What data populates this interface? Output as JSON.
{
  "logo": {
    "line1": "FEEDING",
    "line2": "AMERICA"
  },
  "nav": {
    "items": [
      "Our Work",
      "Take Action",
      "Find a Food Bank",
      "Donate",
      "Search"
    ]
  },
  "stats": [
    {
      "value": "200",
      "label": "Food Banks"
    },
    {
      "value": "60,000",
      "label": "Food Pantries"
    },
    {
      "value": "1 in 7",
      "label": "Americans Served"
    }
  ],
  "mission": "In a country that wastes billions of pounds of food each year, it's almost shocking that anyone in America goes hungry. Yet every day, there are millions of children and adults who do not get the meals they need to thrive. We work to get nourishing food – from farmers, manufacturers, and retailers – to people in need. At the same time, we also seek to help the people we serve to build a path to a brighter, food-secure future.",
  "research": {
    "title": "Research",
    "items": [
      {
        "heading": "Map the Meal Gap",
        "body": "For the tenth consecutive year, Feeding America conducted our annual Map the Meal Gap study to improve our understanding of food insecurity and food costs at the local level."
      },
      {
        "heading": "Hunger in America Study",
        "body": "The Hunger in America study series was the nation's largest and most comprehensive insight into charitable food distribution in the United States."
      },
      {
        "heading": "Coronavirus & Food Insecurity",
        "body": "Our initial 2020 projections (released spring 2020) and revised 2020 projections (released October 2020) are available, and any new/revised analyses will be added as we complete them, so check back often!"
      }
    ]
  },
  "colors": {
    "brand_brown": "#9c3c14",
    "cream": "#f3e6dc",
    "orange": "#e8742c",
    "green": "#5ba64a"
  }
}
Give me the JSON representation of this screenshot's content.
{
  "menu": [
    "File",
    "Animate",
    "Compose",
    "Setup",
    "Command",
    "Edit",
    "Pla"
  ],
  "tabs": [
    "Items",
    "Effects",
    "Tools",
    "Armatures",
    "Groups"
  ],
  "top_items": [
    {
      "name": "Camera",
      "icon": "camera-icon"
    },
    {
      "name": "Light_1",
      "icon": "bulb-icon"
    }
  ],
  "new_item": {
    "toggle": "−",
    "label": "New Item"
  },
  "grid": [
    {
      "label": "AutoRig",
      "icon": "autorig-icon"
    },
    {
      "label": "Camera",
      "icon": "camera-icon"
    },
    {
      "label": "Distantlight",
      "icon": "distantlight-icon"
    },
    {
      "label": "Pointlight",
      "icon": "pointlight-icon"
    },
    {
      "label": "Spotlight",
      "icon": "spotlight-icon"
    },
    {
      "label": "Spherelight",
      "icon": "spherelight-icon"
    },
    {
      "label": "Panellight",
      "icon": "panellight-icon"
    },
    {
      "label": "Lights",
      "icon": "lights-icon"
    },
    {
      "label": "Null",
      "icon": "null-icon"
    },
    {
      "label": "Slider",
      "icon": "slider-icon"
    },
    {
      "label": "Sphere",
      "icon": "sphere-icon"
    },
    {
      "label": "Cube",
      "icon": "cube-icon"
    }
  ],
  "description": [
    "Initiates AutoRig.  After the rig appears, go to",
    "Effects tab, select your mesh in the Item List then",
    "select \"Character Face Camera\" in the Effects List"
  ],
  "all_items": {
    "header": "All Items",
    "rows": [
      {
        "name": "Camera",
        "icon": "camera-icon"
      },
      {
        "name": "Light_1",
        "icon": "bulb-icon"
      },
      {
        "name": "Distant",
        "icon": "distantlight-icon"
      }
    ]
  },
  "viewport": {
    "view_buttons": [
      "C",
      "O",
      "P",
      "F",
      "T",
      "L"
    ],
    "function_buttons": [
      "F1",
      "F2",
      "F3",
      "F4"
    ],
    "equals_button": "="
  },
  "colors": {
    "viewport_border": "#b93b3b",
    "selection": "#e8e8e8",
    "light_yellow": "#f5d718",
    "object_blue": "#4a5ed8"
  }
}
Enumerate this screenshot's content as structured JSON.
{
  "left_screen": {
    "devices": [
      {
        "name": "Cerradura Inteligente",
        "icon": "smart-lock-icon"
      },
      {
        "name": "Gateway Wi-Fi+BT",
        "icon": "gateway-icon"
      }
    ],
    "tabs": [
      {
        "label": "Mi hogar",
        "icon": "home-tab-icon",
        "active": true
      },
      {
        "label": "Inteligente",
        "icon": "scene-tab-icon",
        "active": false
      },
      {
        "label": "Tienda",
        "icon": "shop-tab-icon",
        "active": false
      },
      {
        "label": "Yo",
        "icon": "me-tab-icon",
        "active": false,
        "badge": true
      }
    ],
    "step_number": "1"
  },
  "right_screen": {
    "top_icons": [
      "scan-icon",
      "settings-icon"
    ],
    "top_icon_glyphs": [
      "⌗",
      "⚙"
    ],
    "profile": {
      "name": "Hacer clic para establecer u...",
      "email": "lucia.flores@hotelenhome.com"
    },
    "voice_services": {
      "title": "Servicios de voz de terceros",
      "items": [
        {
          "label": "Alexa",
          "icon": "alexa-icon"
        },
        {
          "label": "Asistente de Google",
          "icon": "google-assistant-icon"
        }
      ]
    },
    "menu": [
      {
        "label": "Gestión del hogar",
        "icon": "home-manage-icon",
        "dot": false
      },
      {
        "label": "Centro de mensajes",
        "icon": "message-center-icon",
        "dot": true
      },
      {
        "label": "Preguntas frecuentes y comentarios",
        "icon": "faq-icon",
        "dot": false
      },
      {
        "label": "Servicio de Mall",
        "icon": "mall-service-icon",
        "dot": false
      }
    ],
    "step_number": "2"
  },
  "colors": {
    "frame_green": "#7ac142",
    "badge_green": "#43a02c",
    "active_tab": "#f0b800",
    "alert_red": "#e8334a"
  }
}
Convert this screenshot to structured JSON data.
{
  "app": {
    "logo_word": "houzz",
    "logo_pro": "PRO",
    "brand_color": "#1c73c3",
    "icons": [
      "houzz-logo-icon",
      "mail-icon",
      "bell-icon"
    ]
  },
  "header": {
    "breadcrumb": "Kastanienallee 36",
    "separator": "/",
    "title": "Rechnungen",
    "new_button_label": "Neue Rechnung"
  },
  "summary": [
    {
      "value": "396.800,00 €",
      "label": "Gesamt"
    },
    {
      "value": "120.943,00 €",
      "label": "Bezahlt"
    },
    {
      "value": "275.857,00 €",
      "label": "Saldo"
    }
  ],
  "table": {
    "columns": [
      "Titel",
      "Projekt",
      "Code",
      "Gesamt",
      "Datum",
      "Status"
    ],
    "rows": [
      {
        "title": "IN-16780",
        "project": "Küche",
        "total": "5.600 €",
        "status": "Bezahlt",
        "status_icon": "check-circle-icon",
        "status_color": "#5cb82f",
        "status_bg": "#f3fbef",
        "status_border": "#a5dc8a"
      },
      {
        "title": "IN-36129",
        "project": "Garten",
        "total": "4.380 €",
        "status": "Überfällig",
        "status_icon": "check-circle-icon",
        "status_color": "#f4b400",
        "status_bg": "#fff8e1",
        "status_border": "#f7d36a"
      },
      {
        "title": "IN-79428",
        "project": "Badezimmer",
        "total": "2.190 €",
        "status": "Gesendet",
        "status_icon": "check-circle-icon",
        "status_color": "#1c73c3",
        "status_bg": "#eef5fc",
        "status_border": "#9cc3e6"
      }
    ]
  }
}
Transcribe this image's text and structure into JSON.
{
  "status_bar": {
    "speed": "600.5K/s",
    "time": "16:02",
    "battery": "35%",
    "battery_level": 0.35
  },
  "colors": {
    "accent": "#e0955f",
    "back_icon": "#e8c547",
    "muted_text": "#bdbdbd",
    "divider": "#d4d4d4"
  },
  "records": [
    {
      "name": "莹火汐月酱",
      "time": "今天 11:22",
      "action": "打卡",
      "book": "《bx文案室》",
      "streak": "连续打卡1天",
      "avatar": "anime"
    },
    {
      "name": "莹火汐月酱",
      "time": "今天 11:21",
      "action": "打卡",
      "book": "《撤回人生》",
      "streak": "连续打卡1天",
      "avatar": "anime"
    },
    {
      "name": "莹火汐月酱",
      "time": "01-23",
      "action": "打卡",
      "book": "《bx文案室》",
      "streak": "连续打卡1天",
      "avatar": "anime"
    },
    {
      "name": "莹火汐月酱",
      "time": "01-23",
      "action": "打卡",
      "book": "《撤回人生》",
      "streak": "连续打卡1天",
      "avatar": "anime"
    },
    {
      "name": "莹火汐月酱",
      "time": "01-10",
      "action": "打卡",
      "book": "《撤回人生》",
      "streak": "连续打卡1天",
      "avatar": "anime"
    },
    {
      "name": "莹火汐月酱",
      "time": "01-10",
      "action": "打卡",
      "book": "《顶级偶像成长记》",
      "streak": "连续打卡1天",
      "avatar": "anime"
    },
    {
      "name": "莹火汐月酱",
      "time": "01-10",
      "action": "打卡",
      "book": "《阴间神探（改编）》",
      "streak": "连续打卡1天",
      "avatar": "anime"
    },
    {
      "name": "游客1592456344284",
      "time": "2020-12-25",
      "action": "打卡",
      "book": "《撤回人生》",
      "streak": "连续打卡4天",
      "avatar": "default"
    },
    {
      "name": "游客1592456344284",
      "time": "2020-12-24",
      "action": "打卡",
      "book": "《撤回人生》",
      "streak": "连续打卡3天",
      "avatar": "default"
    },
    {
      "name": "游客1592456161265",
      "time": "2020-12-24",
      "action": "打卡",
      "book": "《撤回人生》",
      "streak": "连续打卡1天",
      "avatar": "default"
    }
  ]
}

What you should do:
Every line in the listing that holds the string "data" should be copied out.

Result of the exercise:
What data populates this interface? Output as JSON.
Convert this screenshot to structured JSON data.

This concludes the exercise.